What to produce
Your task is to filter the data below down to the lines holding "通知对象".

═══

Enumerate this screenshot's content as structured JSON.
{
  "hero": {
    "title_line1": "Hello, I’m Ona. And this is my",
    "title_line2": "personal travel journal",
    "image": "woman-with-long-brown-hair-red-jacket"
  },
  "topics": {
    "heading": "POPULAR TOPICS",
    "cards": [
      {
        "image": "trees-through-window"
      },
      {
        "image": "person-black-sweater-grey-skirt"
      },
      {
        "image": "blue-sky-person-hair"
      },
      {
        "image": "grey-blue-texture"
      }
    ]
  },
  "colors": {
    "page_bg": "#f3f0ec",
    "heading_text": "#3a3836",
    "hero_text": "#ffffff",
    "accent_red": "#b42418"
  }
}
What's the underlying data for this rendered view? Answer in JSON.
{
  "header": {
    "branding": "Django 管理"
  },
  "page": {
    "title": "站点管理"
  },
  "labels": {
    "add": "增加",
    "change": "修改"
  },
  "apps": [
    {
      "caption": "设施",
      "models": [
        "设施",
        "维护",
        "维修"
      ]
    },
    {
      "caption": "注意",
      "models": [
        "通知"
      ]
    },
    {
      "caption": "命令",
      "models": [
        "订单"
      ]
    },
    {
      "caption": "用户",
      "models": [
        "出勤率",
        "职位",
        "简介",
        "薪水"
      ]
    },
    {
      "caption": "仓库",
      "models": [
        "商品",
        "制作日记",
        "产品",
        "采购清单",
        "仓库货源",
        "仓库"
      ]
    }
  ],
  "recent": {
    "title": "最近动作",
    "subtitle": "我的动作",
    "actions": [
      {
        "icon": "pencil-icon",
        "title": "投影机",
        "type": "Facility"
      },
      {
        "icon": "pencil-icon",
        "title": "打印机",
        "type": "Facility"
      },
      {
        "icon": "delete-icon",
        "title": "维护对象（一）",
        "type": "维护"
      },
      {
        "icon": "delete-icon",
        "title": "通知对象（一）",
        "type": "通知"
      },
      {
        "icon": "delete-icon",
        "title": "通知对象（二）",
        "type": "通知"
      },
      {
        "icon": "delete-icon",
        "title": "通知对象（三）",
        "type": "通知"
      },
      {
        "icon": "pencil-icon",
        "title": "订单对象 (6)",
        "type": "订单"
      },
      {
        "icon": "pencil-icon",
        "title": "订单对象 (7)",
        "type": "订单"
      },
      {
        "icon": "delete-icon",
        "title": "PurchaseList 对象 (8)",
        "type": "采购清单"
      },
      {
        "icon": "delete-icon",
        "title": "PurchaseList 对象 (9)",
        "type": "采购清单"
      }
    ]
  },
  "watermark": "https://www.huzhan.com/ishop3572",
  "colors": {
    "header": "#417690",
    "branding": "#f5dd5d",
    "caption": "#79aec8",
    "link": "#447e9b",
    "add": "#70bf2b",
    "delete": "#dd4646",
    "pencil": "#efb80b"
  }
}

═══

Problem solution
        "title": "通知对象（一）",
        "title": "通知对象（二）",
        "title": "通知对象（三）",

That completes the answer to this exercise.